  23. Setup Android SDK • Download Android SDK and extract the zip file to an arbitrary folder • • E.g.: extract to C:\ • The SDK will be used by ADT in eclipse

  24. Setup ADT plugin • Install Eclipse ADT plugin • Eclipse must be J2EE edition, 3.5 recommended • Update site: • Install all the plugins in the repository • Restart needed after installation

  25. Configure ADT Plugin Open eclipse Window->Preferences, select Android Setup the SDK location as the folder where you extracted the downloaded SDK zip file

  26. Setup SDK APIs Open Window->Android SDK and AVD Manager Click Available Packages and then choose proper APIs to install, the latest may be the best

  27. Setup Emulators • After SDK APIs installation, click Virtual Devices • Click new, there will be a dialog • input a name • choose a running target and a skin • specify the SD card size

  28. Ready… • Now you may start the AVD • Click start to start the new AVD • First start-up may take a very long time

  29. ‘Hello World’ on Android

  30. Create a new Android Project • Open File->New->Android project • Project name • Build Target • Application name • Package name • Create Activity

  31. Hello World Project src: source folder gen: SDK generated file android 2.2: reference lib assets: binary resources res: resource files and resource description files AndroidManifest.xml: application description file project properties file

  32. Say Hello World modify

  33. Run Hello World Select HelloWorld Project, Run->Run as->Android Application ADT will start a proper AVD and run HelloWorld app on it

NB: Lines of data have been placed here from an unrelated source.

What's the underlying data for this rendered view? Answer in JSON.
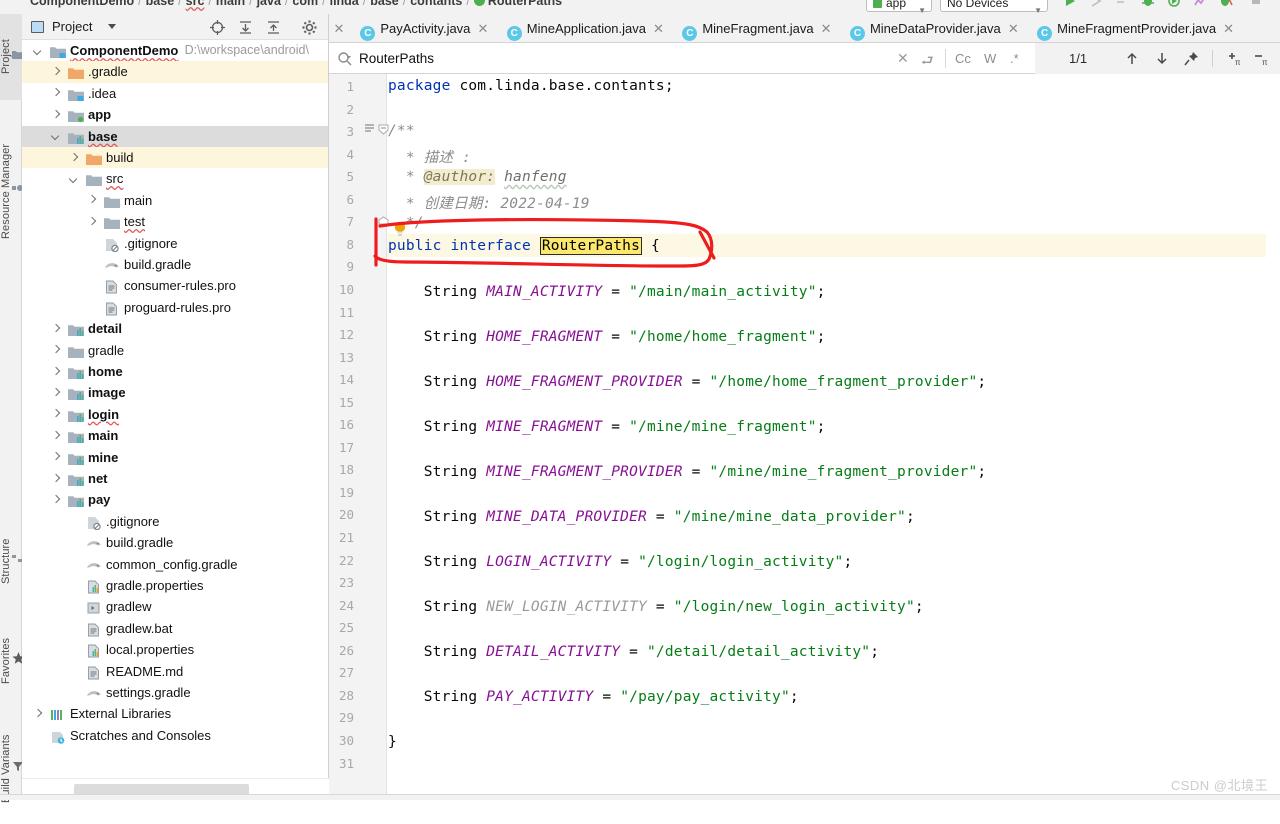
{
  "window": {
    "breadcrumb": [
      "ComponentDemo",
      "base",
      "src",
      "main",
      "java",
      "com",
      "linda",
      "base",
      "contants",
      "RouterPaths"
    ],
    "run_config": "app",
    "device_target": "No Devices",
    "watermark": "CSDN @北境王"
  },
  "left_strip": {
    "tabs": [
      {
        "label": "Project",
        "icon": "project-icon",
        "active": true
      },
      {
        "label": "Resource Manager",
        "icon": "resource-manager-icon",
        "active": false
      },
      {
        "label": "Structure",
        "icon": "structure-icon",
        "active": false
      },
      {
        "label": "Favorites",
        "icon": "star-icon",
        "active": false
      },
      {
        "label": "Build Variants",
        "icon": "build-variants-icon",
        "active": false
      }
    ]
  },
  "project_panel": {
    "title": "Project",
    "toolbar_icons": [
      "locate-icon",
      "expand-all-icon",
      "collapse-all-icon",
      "settings-gear-icon",
      "hide-icon"
    ],
    "tree": [
      {
        "label": "ComponentDemo",
        "path": "D:\\workspace\\android\\",
        "depth": 0,
        "arrow": "open",
        "icon": "module-icon",
        "bold": true,
        "wavy": true,
        "state": "normal"
      },
      {
        "label": ".gradle",
        "depth": 1,
        "arrow": "closed",
        "icon": "folder-orange-icon",
        "bold": false,
        "state": "highlight"
      },
      {
        "label": ".idea",
        "depth": 1,
        "arrow": "closed",
        "icon": "module-icon",
        "bold": false,
        "state": "normal"
      },
      {
        "label": "app",
        "depth": 1,
        "arrow": "closed",
        "icon": "module-green-icon",
        "bold": true,
        "state": "normal"
      },
      {
        "label": "base",
        "depth": 1,
        "arrow": "open",
        "icon": "module-bars-icon",
        "bold": true,
        "wavy": true,
        "state": "selected"
      },
      {
        "label": "build",
        "depth": 2,
        "arrow": "closed",
        "icon": "folder-orange-icon",
        "bold": false,
        "state": "highlight"
      },
      {
        "label": "src",
        "depth": 2,
        "arrow": "open",
        "icon": "folder-icon",
        "bold": false,
        "wavy": true,
        "state": "normal"
      },
      {
        "label": "main",
        "depth": 3,
        "arrow": "closed",
        "icon": "folder-icon",
        "bold": false,
        "state": "normal"
      },
      {
        "label": "test",
        "depth": 3,
        "arrow": "closed",
        "icon": "folder-icon",
        "bold": false,
        "wavy": true,
        "state": "normal"
      },
      {
        "label": ".gitignore",
        "depth": 3,
        "arrow": "none",
        "icon": "gitignore-file-icon",
        "bold": false,
        "state": "normal"
      },
      {
        "label": "build.gradle",
        "depth": 3,
        "arrow": "none",
        "icon": "gradle-file-icon",
        "bold": false,
        "state": "normal"
      },
      {
        "label": "consumer-rules.pro",
        "depth": 3,
        "arrow": "none",
        "icon": "text-file-icon",
        "bold": false,
        "state": "normal"
      },
      {
        "label": "proguard-rules.pro",
        "depth": 3,
        "arrow": "none",
        "icon": "text-file-icon",
        "bold": false,
        "state": "normal"
      },
      {
        "label": "detail",
        "depth": 1,
        "arrow": "closed",
        "icon": "module-bars-icon",
        "bold": true,
        "state": "normal"
      },
      {
        "label": "gradle",
        "depth": 1,
        "arrow": "closed",
        "icon": "folder-icon",
        "bold": false,
        "state": "normal"
      },
      {
        "label": "home",
        "depth": 1,
        "arrow": "closed",
        "icon": "module-bars-icon",
        "bold": true,
        "state": "normal"
      },
      {
        "label": "image",
        "depth": 1,
        "arrow": "closed",
        "icon": "module-bars-icon",
        "bold": true,
        "state": "normal"
      },
      {
        "label": "login",
        "depth": 1,
        "arrow": "closed",
        "icon": "module-bars-icon",
        "bold": true,
        "wavy": true,
        "state": "normal"
      },
      {
        "label": "main",
        "depth": 1,
        "arrow": "closed",
        "icon": "module-bars-icon",
        "bold": true,
        "state": "normal"
      },
      {
        "label": "mine",
        "depth": 1,
        "arrow": "closed",
        "icon": "module-bars-icon",
        "bold": true,
        "state": "normal"
      },
      {
        "label": "net",
        "depth": 1,
        "arrow": "closed",
        "icon": "module-bars-icon",
        "bold": true,
        "state": "normal"
      },
      {
        "label": "pay",
        "depth": 1,
        "arrow": "closed",
        "icon": "module-bars-icon",
        "bold": true,
        "state": "normal"
      },
      {
        "label": ".gitignore",
        "depth": 2,
        "arrow": "none",
        "icon": "gitignore-file-icon",
        "bold": false,
        "state": "normal"
      },
      {
        "label": "build.gradle",
        "depth": 2,
        "arrow": "none",
        "icon": "gradle-file-icon",
        "bold": false,
        "state": "normal"
      },
      {
        "label": "common_config.gradle",
        "depth": 2,
        "arrow": "none",
        "icon": "gradle-file-icon",
        "bold": false,
        "state": "normal"
      },
      {
        "label": "gradle.properties",
        "depth": 2,
        "arrow": "none",
        "icon": "properties-file-icon",
        "bold": false,
        "state": "normal"
      },
      {
        "label": "gradlew",
        "depth": 2,
        "arrow": "none",
        "icon": "script-file-icon",
        "bold": false,
        "state": "normal"
      },
      {
        "label": "gradlew.bat",
        "depth": 2,
        "arrow": "none",
        "icon": "text-file-icon",
        "bold": false,
        "state": "normal"
      },
      {
        "label": "local.properties",
        "depth": 2,
        "arrow": "none",
        "icon": "properties-file-icon",
        "bold": false,
        "state": "normal"
      },
      {
        "label": "README.md",
        "depth": 2,
        "arrow": "none",
        "icon": "text-file-icon",
        "bold": false,
        "state": "normal"
      },
      {
        "label": "settings.gradle",
        "depth": 2,
        "arrow": "none",
        "icon": "gradle-file-icon",
        "bold": false,
        "state": "normal"
      },
      {
        "label": "External Libraries",
        "depth": 0,
        "arrow": "closed",
        "icon": "external-libraries-icon",
        "bold": false,
        "state": "normal"
      },
      {
        "label": "Scratches and Consoles",
        "depth": 0,
        "arrow": "none",
        "icon": "scratches-icon",
        "bold": false,
        "state": "normal"
      }
    ]
  },
  "editor": {
    "tabs": [
      {
        "label": "PayActivity.java",
        "active": false
      },
      {
        "label": "MineApplication.java",
        "active": false
      },
      {
        "label": "MineFragment.java",
        "active": false
      },
      {
        "label": "MineDataProvider.java",
        "active": false
      },
      {
        "label": "MineFragmentProvider.java",
        "active": false
      }
    ],
    "find_bar": {
      "query": "RouterPaths",
      "match_count": "1/1",
      "options": [
        "Cc",
        "W",
        ".*"
      ],
      "icons": [
        "search-icon",
        "clear-icon",
        "replace-toggle-icon",
        "prev-match-icon",
        "next-match-icon",
        "pin-icon",
        "add-selection-icon",
        "remove-selection-icon",
        "select-all-icon",
        "open-in-find-window-icon",
        "filter-icon"
      ]
    },
    "first_line": 1,
    "last_line": 31,
    "highlight_line": 8,
    "code_lines": [
      {
        "n": 1,
        "text": "package com.linda.base.contants;"
      },
      {
        "n": 2,
        "text": ""
      },
      {
        "n": 3,
        "text": "/**"
      },
      {
        "n": 4,
        "text": " * 描述 :"
      },
      {
        "n": 5,
        "text": " * @author: hanfeng"
      },
      {
        "n": 6,
        "text": " * 创建日期: 2022-04-19"
      },
      {
        "n": 7,
        "text": " */"
      },
      {
        "n": 8,
        "text": "public interface RouterPaths {"
      },
      {
        "n": 9,
        "text": ""
      },
      {
        "n": 10,
        "text": "    String MAIN_ACTIVITY = \"/main/main_activity\";"
      },
      {
        "n": 11,
        "text": ""
      },
      {
        "n": 12,
        "text": "    String HOME_FRAGMENT = \"/home/home_fragment\";"
      },
      {
        "n": 13,
        "text": ""
      },
      {
        "n": 14,
        "text": "    String HOME_FRAGMENT_PROVIDER = \"/home/home_fragment_provider\";"
      },
      {
        "n": 15,
        "text": ""
      },
      {
        "n": 16,
        "text": "    String MINE_FRAGMENT = \"/mine/mine_fragment\";"
      },
      {
        "n": 17,
        "text": ""
      },
      {
        "n": 18,
        "text": "    String MINE_FRAGMENT_PROVIDER = \"/mine/mine_fragment_provider\";"
      },
      {
        "n": 19,
        "text": ""
      },
      {
        "n": 20,
        "text": "    String MINE_DATA_PROVIDER = \"/mine/mine_data_provider\";"
      },
      {
        "n": 21,
        "text": ""
      },
      {
        "n": 22,
        "text": "    String LOGIN_ACTIVITY = \"/login/login_activity\";"
      },
      {
        "n": 23,
        "text": ""
      },
      {
        "n": 24,
        "text": "    String NEW_LOGIN_ACTIVITY = \"/login/new_login_activity\";"
      },
      {
        "n": 25,
        "text": ""
      },
      {
        "n": 26,
        "text": "    String DETAIL_ACTIVITY = \"/detail/detail_activity\";"
      },
      {
        "n": 27,
        "text": ""
      },
      {
        "n": 28,
        "text": "    String PAY_ACTIVITY = \"/pay/pay_activity\";"
      },
      {
        "n": 29,
        "text": ""
      },
      {
        "n": 30,
        "text": "}"
      },
      {
        "n": 31,
        "text": ""
      }
    ]
  },
  "colors": {
    "keyword": "#0033b3",
    "string": "#077d17",
    "field": "#871094",
    "comment": "#8c8c8c",
    "search_hit": "#fbe86d",
    "annotation": "#ee1c1c",
    "selection": "#dcdcdc",
    "highlight_row": "#fcf8e4"
  }
}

  34. Behind HelloWorld #1 /* AUTO-GENERATED FILE. DO NOT MODIFY. * * This class was automatically generated by the * aapt tool from the resource data it found. It * should not be modified by hand. */ packagesample.hello; publicfinalclass R { publicstaticfinalclassattr { } publicstaticfinalclassdrawable { publicstaticfinalinticon=0x7f020000; } publicstaticfinalclass layout { publicstaticfinalintmain=0x7f030000; } publicstaticfinalclass string { publicstaticfinalintapp_name=0x7f040001; publicstaticfinalinthello=0x7f040000; } }, generated by Android SDK, represents all the resources of the app. resources are all in res folder resources are pre-compiled into binary format

  35. Behind HelloWorld #2 Linear Layout main.xml <?xml version="1.0" encoding="utf-8"?> <LinearLayout xmlns:android= android:orientation="vertical" android:layout_width="fill_parent" android:layout_height="fill_parent"> <TextViewandroid:layout_width="fill_parent" android:layout_height="wrap_content" android:text="@string/hello" /> </LinearLayout> TextView, display static text A reference to String resource ‘hello’ res/layout , contains layout declarations of the app, in XML format, UIs are built according to the layout file

  36. Behind HelloWorld #3 <?xml version="1.0" encoding="utf-8"?> <resources> <string name="hello">Hello World, HelloWorld!</string> <string name="app_name">HelloWorld</string> </resources> referenced in res/layout/main.xml referenced in AndroidManifest.xml • res/values, contains string declarations or other values(e.g.:colors) of the app • string.xml, contains string resources

  37. Behind HelloWorld #4 • res/drawable, contains all image resources • folders may have suffixes, app will choose the most suitable one, so do the other resources • three folders: drawable-ldpi, drawable-hdpi, drawable-mdpi, each contains an icon.png file • app will choose the proper icon according to the device DPI • reference name:@drawable/icon • other folders we may use in future • menu, anim (animation), xml ( preference and searchable)

  38. Behind HelloWorld #5 <?xml version="1.0" encoding="utf-8"?> <manifest xmlns:android="" package="sample.hello" android:versionCode="1" android:versionName="1.0"> <application android:icon="@drawable/icon" android:label="@string/app_name"> <activity android:name=".HelloWorld" android:label="@string/app_name"> <intent-filter> <action android:name="android.intent.action.MAIN" /> <category android:name="android.intent.category.LAUNCHER”/> </intent-filter> </activity> </application> <uses-sdkandroid:minSdkVersion="8" /> </manifest> • AndroidManifest.xml describe the application • declare app’s name, version, icon, permission, etc… • declare the application's components: activity, service ,receiver or provider